On all these issues, but particularly missile defense, this can be solved, but it’s important for (Putin) to give me space. . . . This is my last election. After my election, I have more flexibility.” – Barack Obama to Dmitry Medvedev, March 26

In other words:  “Hey, I don’t dare tell the American people how much we plan to roll over for you now, because then ‘my election’ might not go well.  Let me smile and hopey-changey the poor slobbering rubes just until November, and then I’ll come be your bitch.  Keep the ball gag warm for me.”

Krauthammer here; brilliant as usual.

Change you can believe in, comrades!

 Posted by at 6:43 am
Mar 292012
  • We’re not going to get our freeze.  I’m not looking forward to the bugs.
  • I find nothing as reliably exhausting in another person as low self-esteem.  Sometimes I feel bad for thinking that, but most times I don’t.  And then I feel bad for not feeling bad about it.  But I never feel bad enough to make any serious effort not to think it.
  • A little more than a month to The Avengers.  Less than two and a half months to Prometheus.  Seven months to Red Dawn.  If there are any more gotta-see-its for me this year, I can’t remember them.
  • The delta between admission for the four of us and membership at the Tennessee Aquarium is down to $35.  We’re joining.
  • Did you know that many artificial flavors are nearly identical to their natural counterparts, and because of all the testing they undergo and the much lower occurrence of adulterants, may be safer than natural flavors?
  • Speaking of big bad corporations, I think the pink slime hysteria is ridiculous.
  • At this point, I really hope Kiss is never in the Rock ‘n’ Roll Hall of Fame.
 Posted by at 12:01 am
Mar 272012

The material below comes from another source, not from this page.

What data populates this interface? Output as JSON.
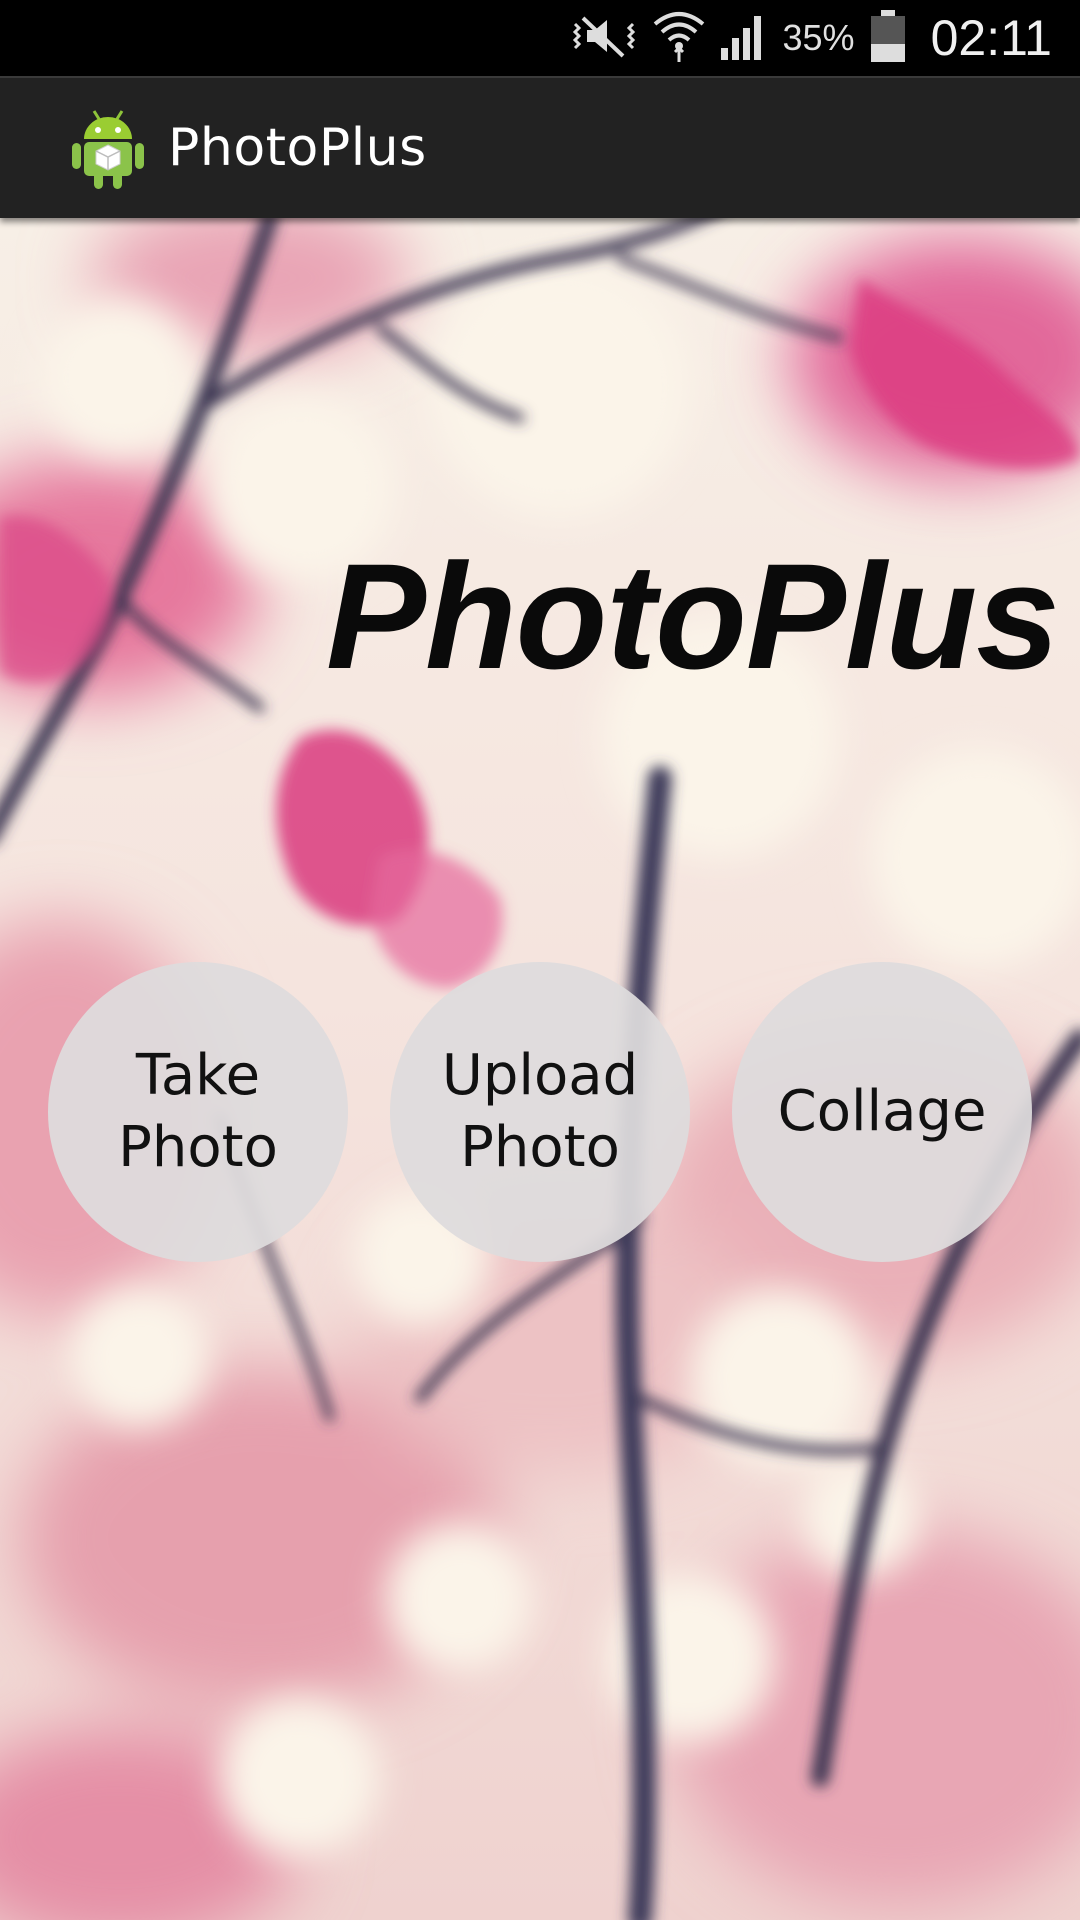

I’ve made it this far, and I’ll make it the rest of the way.  I’m not going to put three-quarters of it in the books and then quit.

It’s unfun enough to have spawned several moments of reflection, which is the point, yes?

 Posted by at 7:11 am
Mar 262012

The Supreme Court began hearing our esteemed president’s greatest accomplishment this morning.

I thought for a long time that the biggest mistake earnest advocates of socialized medicine made was that they assumed it was government’s business—indeed, responsibility—to do “the right thing.”  (Never mind those pesky questions about effectiveness.  Never mind wondering what in the world could possibly make anyone think the government could do this, much less whether it should.)

I think the real biggest mistake is a much more sinister side of the same thing.  The talkers were all over it today.  The most important question the Supreme Court is considering is whether the individual mandate reasonably follows from the commerce clause of the U.S. Constitution.  Does the federal government have the power to force you to enter into a financial contract with an insurance company?

No, it’s not like auto insurance mandates.  Not all Americans drive.

No, it’s not like paying into Social Security.  Not all Americans have jobs.

This is an attempt to legally compel you to spend money—either as insurance premiums or as a fine for refusal.  It’s charging you to be alive.  As any number of commentators and concerned citizens have pointed out, this is the gravest of assaults.  If the government can force you to do this, then the Constitution as a guardian of our liberty is meaningless.  If the government can force you to do this, then the government can force you to do anything.

And here we sit, having raised our first generation with no ingrained fear of government.  What’s the problem?  The government helps people, right?  They won’t do anything that’s not good for us.

That’s why I’m beginning to genuinely fear for our dear republic.  All of the “raising kids right” that I and people like me can muster is no ultimate match for the juggernaut of ubiquitous statism (in school, in the media…).

I’m really kind of thinking the Supreme Court will throw out the individual mandate, if not the entire law (because of how it was written).  Obviously, I’m pulling for this, and I’ll be happy to hear it.  But if it happens, it shall be no lasting victory.

It’s just the last time until the next time.

 Posted by at 9:30 pm
Do NOT follow this link or you will be banned from the site!